The change of temper that came over American society with the loss of the Loyalists, was immense and far-reaching. For the first time the middle class was free to create a civilization after its own ideals. In rising to leadership it brought another spirit into every phase of life. Dignity and culture henceforth were to count for less and assertiveness for more. Ways became less leisurely, the social temper less urbane. The charm of the older aristocracy disappeared along with its indisputable evils. Although a few of the older wits like Mather Byles lingered on bitterly, and others like Gouverneur Morris accepted the situation phil- [193] osophically, they belonged to the past. A franker evaluation of success in terms of money began to obscure the older personal and family distinction. New men brought new ways and a vulgar clamor of politics went hand in hand with business expansion. The demagogue and the speculator discovered a fruitful field for their activities. The new capitalism lay on the horizon of republican America, and the middle class was eager to hasten its development. But a new economic order required a new political state, and as a necessary preliminary, the spirit of nationalism began that slow encroachment upon local frontiers which was to modify profoundly the common psychology. Americanism superseded colonialism, and with the new loyalty there developed a conception of federal sovereignty, overriding all local authorities, checking the movement of particularism, binding the separate commonwealths in a consolidating union. This marked the turning point in American development; the checking of the long movement of decentralization and the beginning of a counter movement of centralization-the most revolutionary change in three hundred years of American experience. The history of the rise of the coercive state in America, with the ultimate arrest of all centrifugal tendencies, was implicit in that momentous counter movement.

BACK| FRONT

1 An excellent short statement of the causes of the American Revolution is given by A. M. Schlesinger in New Viewpoints in American History, Chapter VII Compare C. H. Van Tyne, The Causes of the War of Independence.

2 Letter to Mr. Niles, January 14, 1818.

3 Van Tyne, Causes of the War of Independence, pp. 424-426.

4 For an admirable study, see A. M. Schlesinger, The Colonial Merchants and the American Revolution: 1763-1776.

5 This important subject has been examined by C. W. Alvord, The Mississippi Valley in British Policies; C. A. Beard, In Economic Interpretation of the Constitution; C. H. Van Tyne, The Causes of the War of Independence.

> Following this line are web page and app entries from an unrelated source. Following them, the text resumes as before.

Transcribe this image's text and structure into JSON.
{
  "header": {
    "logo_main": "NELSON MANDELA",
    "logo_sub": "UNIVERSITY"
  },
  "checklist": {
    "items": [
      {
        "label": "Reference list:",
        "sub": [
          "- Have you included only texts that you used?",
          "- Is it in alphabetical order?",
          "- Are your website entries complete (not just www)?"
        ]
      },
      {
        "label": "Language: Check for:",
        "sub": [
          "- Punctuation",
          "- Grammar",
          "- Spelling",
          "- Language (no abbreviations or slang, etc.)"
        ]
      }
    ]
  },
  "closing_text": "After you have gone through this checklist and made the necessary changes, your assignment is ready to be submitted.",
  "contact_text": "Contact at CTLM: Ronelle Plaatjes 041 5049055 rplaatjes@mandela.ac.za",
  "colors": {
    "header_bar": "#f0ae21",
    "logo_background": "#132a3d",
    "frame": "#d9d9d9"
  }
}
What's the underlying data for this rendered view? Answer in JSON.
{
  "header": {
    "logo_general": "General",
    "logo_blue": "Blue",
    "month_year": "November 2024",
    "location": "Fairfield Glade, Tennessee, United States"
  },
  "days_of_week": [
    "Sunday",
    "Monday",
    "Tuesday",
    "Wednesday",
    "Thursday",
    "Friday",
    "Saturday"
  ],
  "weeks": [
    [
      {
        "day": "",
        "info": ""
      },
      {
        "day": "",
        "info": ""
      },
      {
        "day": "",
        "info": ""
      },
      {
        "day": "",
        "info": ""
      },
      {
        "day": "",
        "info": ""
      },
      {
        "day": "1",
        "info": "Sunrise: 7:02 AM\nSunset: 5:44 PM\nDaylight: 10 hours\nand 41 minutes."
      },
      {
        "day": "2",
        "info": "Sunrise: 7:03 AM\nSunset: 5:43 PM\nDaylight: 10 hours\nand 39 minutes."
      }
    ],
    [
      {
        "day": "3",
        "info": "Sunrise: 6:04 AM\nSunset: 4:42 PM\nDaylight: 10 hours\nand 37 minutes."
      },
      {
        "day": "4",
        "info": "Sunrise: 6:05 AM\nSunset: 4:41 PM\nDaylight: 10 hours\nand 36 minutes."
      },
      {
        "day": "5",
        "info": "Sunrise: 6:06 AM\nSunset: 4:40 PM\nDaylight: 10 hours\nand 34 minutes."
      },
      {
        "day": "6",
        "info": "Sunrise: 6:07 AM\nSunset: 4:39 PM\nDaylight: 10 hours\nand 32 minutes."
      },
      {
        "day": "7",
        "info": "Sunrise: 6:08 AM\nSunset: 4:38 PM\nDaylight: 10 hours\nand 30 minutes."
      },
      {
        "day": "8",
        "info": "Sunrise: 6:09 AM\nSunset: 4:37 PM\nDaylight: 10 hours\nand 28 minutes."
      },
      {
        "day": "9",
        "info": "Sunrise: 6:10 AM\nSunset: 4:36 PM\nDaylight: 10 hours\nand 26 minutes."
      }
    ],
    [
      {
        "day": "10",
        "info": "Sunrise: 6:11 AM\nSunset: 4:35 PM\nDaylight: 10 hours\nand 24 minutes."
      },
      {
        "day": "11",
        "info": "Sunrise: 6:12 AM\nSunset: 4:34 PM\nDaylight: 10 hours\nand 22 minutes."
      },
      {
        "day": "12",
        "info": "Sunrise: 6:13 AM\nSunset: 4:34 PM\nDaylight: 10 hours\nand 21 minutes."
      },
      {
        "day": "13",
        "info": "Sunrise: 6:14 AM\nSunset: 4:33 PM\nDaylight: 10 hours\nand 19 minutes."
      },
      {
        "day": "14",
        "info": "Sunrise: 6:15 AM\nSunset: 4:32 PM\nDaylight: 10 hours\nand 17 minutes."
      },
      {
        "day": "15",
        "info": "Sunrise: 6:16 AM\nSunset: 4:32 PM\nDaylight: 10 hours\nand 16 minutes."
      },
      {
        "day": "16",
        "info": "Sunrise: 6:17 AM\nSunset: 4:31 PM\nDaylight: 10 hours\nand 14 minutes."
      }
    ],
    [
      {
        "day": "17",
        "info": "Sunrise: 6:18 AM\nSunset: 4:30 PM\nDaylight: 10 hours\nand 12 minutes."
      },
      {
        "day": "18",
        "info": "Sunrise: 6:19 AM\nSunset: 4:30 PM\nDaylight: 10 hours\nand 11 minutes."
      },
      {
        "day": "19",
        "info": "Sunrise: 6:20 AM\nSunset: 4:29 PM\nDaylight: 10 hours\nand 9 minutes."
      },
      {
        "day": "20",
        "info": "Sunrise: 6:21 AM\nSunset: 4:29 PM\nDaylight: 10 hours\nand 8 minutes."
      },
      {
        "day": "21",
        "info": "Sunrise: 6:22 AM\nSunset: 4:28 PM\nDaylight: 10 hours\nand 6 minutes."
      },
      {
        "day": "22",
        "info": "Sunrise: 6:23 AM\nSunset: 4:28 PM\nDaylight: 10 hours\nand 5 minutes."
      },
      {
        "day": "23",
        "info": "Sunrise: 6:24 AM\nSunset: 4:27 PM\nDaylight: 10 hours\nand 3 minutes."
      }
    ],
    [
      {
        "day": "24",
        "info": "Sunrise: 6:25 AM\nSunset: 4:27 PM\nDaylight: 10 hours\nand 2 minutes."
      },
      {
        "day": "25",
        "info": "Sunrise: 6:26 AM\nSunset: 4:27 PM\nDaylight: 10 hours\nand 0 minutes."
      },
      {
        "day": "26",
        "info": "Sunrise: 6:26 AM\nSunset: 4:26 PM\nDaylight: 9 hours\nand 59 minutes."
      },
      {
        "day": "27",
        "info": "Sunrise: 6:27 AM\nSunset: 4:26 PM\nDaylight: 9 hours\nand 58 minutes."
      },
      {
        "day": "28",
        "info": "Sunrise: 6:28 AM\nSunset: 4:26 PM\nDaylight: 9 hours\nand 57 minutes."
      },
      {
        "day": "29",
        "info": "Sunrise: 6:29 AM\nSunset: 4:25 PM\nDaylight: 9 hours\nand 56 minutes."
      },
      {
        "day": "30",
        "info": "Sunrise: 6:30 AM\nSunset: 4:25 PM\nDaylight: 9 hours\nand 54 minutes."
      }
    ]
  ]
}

6 For an excellent discussion of the constitutional questions involved, see C. H. Van Tyne, The Causes of the War of Independence, Chapters VIII and IX.

7 For this see Van Tyne, ibid., pp. 234-238

8 H. J. Laski. The Problem of Sovereignty, p.12; see also Appendices A and B.

9 Moore, Diary of the Revolution, Vol. II, p. 22.